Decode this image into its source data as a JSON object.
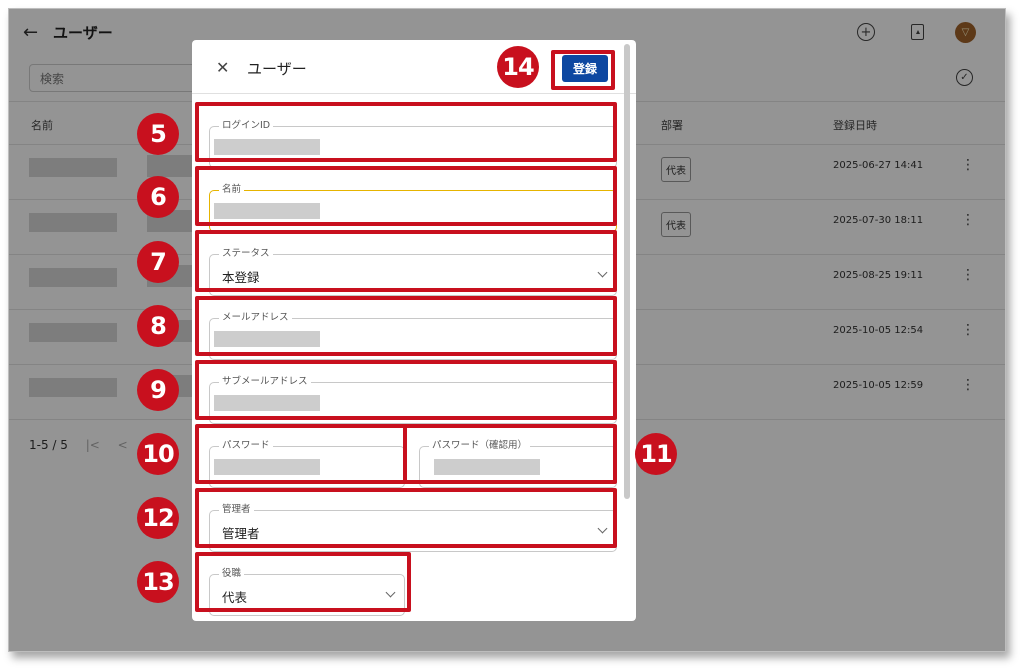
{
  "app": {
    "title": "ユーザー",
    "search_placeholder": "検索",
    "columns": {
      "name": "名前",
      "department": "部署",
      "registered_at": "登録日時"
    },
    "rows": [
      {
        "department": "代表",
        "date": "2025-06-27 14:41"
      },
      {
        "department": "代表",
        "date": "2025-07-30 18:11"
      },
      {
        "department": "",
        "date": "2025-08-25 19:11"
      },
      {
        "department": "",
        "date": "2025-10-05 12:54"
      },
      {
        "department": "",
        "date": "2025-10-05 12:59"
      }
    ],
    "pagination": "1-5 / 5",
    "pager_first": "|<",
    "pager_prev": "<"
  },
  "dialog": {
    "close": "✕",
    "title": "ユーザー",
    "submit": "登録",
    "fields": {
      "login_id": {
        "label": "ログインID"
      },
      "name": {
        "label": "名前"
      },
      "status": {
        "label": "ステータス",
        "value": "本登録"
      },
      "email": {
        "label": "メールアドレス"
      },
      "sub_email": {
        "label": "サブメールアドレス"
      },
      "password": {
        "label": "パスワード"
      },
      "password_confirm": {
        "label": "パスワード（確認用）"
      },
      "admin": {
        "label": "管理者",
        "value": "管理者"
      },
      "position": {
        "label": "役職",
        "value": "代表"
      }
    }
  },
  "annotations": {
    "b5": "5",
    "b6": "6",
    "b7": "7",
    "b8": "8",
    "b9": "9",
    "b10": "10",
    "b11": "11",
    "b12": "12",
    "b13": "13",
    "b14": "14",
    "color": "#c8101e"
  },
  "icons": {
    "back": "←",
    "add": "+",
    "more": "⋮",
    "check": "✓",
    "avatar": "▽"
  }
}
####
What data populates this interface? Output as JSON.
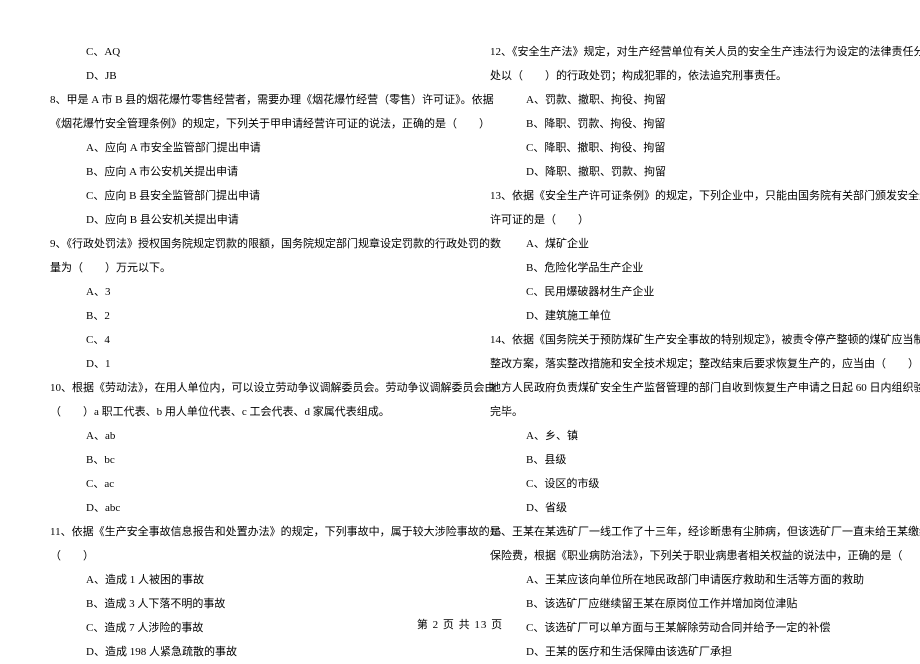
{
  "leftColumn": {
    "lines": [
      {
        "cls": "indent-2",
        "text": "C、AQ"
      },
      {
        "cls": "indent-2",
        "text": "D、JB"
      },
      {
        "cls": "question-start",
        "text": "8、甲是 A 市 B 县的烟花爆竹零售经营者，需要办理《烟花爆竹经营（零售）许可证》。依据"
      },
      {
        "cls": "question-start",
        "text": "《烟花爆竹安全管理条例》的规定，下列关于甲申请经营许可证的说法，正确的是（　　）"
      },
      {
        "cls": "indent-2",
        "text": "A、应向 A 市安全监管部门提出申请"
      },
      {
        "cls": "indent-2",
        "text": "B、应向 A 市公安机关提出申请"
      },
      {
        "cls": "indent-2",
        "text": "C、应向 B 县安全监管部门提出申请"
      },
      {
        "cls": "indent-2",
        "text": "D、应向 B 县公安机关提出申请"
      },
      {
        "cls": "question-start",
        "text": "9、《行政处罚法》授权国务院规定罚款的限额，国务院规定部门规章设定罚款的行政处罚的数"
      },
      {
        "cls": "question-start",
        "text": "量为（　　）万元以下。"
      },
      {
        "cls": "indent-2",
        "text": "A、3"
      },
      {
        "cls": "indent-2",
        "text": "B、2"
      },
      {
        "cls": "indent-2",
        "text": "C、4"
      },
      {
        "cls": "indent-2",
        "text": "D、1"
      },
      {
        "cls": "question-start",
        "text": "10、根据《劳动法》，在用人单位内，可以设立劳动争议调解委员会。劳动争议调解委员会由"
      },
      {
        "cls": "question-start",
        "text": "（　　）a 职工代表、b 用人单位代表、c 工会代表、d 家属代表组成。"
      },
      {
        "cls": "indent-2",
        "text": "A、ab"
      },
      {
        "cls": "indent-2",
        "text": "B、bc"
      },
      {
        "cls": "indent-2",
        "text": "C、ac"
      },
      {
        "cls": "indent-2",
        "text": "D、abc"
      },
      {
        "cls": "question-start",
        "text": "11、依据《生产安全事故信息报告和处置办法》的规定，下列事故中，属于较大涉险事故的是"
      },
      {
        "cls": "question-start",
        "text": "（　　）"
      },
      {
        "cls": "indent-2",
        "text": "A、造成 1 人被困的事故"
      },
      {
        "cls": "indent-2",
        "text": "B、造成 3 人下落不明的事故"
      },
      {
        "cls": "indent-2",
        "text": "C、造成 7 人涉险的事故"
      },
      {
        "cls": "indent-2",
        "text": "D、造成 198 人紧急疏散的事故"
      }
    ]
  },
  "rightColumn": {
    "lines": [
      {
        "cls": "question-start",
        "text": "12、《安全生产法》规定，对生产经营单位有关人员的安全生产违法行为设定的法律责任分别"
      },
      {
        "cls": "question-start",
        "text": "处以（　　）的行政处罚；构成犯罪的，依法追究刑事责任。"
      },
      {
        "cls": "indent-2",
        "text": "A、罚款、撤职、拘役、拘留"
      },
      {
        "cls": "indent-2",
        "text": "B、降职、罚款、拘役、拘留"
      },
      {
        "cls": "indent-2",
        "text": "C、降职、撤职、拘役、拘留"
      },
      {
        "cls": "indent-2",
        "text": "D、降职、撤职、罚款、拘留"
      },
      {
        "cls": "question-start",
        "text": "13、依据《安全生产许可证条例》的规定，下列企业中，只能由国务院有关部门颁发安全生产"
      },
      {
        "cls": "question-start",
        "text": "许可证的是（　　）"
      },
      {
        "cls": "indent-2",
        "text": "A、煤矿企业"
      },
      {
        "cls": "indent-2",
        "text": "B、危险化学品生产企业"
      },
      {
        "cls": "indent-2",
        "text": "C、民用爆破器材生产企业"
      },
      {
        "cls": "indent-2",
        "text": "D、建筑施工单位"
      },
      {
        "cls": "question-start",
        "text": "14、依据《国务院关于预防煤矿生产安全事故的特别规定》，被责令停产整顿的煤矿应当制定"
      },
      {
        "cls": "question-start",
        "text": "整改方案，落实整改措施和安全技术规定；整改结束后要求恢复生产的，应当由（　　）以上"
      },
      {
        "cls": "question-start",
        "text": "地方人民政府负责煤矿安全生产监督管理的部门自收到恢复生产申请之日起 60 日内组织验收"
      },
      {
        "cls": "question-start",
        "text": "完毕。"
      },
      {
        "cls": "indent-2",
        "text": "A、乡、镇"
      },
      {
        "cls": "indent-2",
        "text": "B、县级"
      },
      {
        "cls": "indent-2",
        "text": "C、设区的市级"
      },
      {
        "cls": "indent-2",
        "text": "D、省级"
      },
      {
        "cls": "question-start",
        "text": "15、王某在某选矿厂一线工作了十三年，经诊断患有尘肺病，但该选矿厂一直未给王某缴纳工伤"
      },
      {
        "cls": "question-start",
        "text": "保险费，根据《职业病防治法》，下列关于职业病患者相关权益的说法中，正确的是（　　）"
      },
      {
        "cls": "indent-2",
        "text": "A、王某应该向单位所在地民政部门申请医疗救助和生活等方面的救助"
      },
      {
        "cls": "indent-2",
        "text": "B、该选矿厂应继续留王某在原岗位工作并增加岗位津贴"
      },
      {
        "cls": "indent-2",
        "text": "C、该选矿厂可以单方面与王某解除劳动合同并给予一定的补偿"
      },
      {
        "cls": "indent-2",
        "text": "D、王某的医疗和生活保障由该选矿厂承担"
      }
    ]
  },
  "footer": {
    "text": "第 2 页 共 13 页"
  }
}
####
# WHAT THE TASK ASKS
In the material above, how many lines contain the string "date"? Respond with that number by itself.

# WORKED SOLUTION
5